_What needs to be done_. Beneath this task is a listing. State how many of its lines include the string "name", giving nothing but the number.

_Data to examine_.
###
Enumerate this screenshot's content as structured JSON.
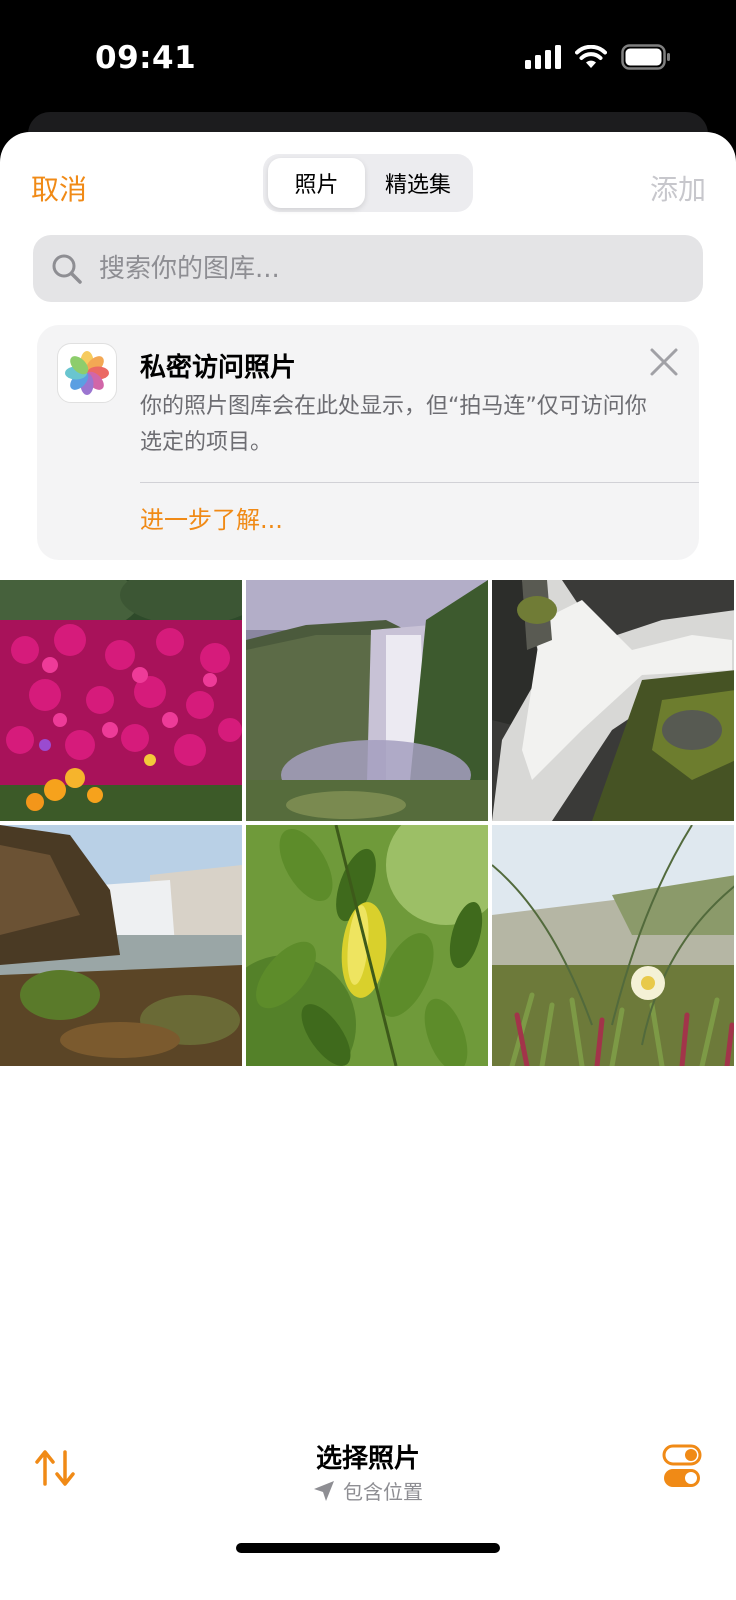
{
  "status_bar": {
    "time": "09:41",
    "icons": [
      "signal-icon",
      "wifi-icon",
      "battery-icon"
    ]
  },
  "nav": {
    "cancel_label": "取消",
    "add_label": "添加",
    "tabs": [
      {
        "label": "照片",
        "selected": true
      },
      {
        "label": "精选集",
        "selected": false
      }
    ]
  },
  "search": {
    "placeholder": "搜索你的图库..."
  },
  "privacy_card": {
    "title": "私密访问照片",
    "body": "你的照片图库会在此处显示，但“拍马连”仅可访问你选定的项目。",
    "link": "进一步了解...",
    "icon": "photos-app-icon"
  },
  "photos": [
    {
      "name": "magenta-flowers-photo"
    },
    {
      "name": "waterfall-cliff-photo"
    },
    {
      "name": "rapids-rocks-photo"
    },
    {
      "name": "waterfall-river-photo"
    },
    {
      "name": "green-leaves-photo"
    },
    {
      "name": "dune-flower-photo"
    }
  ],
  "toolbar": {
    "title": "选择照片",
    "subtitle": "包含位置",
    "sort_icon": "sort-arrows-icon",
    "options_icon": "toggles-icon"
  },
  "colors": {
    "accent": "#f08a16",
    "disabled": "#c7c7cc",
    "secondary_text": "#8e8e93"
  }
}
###
_Result of this task_. 6